**TASK OBJECTIVE**: Go through the records and report each line holding the string "JSON".

**INFORMATION PROVIDED**:
==========

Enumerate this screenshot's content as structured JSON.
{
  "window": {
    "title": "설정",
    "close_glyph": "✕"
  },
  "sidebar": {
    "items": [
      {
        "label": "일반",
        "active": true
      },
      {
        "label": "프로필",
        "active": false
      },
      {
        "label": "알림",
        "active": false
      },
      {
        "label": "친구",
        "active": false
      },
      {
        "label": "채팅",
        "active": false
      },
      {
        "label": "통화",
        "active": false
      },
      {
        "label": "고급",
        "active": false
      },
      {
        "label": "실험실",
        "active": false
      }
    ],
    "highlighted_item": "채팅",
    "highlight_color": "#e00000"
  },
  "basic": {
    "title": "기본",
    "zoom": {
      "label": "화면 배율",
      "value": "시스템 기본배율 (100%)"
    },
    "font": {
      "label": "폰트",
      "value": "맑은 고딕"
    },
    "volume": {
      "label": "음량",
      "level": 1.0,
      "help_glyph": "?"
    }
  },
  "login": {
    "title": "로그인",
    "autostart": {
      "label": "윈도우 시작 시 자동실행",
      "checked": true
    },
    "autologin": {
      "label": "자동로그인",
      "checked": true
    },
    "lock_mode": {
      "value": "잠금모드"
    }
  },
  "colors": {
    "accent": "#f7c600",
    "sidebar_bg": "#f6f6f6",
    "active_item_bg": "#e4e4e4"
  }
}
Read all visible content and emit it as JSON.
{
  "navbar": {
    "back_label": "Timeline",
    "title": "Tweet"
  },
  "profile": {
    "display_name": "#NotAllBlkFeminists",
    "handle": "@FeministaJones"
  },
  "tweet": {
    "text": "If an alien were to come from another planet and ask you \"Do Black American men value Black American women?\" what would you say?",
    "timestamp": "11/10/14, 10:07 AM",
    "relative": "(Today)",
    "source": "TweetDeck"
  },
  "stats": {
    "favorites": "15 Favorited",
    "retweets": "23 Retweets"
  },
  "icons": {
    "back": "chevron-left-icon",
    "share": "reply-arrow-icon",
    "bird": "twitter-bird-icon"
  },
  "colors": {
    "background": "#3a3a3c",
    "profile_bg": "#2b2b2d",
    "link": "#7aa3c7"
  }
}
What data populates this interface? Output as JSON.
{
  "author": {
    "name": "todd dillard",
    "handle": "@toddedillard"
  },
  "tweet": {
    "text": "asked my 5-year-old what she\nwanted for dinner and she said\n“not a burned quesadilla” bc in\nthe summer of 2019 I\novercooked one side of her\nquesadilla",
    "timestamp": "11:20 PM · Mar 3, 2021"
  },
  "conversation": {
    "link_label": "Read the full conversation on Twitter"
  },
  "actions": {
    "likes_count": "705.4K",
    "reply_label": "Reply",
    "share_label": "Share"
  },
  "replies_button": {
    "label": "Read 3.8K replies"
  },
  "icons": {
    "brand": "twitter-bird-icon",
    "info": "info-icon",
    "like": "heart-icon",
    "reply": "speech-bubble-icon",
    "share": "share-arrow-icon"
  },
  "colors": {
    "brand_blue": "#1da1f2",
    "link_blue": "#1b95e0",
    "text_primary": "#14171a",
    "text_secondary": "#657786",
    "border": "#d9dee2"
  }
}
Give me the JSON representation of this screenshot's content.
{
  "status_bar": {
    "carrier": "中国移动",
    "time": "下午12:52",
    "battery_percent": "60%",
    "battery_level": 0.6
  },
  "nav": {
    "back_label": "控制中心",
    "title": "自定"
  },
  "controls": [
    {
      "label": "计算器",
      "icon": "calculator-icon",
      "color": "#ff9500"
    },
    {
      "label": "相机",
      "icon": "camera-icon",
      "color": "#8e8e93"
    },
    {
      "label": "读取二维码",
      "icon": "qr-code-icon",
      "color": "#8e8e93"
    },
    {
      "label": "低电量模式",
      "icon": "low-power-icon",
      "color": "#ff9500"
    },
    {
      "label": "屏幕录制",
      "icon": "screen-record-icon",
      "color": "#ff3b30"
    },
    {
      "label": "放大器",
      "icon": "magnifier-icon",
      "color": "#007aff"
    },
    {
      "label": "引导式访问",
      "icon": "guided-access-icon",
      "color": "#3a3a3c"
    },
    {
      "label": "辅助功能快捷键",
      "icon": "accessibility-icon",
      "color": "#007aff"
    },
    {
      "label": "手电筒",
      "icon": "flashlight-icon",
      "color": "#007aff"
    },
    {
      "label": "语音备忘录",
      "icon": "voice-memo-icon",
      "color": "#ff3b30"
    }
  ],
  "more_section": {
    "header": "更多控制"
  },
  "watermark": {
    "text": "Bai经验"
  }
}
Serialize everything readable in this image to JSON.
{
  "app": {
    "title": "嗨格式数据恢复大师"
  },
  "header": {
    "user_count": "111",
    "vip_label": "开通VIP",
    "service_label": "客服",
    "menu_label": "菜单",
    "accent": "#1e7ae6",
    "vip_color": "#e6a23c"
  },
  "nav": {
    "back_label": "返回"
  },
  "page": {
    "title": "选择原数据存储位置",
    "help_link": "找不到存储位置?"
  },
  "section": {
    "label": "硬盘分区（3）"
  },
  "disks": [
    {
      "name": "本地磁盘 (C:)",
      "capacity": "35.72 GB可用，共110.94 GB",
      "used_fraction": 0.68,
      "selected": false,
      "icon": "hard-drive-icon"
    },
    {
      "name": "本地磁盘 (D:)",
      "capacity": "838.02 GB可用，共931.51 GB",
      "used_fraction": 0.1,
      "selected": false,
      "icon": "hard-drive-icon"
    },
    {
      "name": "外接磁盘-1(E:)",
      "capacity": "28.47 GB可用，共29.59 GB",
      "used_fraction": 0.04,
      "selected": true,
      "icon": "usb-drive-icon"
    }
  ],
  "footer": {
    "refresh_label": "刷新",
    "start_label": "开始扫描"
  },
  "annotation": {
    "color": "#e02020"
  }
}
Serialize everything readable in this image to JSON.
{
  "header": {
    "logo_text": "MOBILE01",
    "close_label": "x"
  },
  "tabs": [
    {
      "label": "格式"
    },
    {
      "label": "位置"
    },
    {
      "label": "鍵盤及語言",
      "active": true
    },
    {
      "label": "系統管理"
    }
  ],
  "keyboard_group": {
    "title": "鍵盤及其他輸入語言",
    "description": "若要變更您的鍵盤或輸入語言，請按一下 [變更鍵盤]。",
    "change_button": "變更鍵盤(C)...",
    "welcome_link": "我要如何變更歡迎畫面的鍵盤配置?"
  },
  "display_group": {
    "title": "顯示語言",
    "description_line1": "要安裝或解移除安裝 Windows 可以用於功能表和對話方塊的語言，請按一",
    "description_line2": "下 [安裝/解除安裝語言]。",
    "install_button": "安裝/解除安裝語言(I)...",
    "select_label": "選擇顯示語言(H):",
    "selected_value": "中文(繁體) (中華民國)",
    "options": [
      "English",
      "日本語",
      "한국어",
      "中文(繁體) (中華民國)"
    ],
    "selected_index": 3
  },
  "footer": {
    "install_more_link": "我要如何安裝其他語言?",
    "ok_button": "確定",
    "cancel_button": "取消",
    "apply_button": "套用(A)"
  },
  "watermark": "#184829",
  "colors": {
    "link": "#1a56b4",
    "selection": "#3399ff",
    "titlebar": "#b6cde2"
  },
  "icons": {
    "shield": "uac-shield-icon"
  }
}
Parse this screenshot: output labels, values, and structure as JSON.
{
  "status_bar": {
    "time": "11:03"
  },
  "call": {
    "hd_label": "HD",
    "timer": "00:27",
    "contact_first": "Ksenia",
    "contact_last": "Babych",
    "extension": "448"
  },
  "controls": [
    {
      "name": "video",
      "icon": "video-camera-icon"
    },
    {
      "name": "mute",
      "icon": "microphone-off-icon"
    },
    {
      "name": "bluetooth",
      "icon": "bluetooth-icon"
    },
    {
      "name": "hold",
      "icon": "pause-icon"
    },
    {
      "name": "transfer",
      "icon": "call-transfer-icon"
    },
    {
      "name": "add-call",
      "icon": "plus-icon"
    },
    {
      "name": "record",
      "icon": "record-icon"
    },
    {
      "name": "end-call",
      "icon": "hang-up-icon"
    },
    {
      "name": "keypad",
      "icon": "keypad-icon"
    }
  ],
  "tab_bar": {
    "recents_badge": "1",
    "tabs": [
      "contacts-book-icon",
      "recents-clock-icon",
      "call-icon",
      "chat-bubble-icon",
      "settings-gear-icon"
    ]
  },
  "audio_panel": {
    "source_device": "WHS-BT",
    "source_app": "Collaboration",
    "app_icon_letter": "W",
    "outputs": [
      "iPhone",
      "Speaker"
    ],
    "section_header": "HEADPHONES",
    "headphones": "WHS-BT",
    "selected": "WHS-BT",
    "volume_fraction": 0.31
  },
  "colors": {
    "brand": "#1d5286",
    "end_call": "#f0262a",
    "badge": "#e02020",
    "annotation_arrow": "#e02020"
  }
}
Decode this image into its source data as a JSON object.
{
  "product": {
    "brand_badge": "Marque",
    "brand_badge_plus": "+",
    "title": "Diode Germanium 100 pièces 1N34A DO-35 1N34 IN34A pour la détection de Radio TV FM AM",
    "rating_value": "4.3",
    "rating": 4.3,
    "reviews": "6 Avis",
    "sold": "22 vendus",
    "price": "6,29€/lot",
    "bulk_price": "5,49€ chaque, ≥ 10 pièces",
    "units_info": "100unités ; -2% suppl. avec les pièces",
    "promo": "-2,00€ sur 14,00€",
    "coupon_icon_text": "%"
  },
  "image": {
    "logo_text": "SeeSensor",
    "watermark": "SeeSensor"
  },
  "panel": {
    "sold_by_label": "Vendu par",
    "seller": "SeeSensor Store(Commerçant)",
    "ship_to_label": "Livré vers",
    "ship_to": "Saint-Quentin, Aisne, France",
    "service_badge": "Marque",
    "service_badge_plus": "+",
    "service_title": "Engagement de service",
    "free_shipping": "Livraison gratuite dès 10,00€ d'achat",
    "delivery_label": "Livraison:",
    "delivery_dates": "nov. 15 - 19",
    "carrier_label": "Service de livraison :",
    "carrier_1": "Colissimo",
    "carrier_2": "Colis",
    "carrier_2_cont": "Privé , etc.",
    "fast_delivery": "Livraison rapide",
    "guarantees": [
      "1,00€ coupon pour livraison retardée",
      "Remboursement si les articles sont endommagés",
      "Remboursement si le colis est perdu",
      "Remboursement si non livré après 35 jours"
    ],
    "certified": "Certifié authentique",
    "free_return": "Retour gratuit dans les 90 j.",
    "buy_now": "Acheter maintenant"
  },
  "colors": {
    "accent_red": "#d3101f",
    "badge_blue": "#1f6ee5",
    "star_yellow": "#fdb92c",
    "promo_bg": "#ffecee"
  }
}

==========

**TASK RESPONSE**:
Enumerate this screenshot's content as structured JSON.
Read all visible content and emit it as JSON.
What data populates this interface? Output as JSON.
Give me the JSON representation of this screenshot's content.
Serialize everything readable in this image to JSON.
Serialize everything readable in this image to JSON.
Parse this screenshot: output labels, values, and structure as JSON.
Decode this image into its source data as a JSON object.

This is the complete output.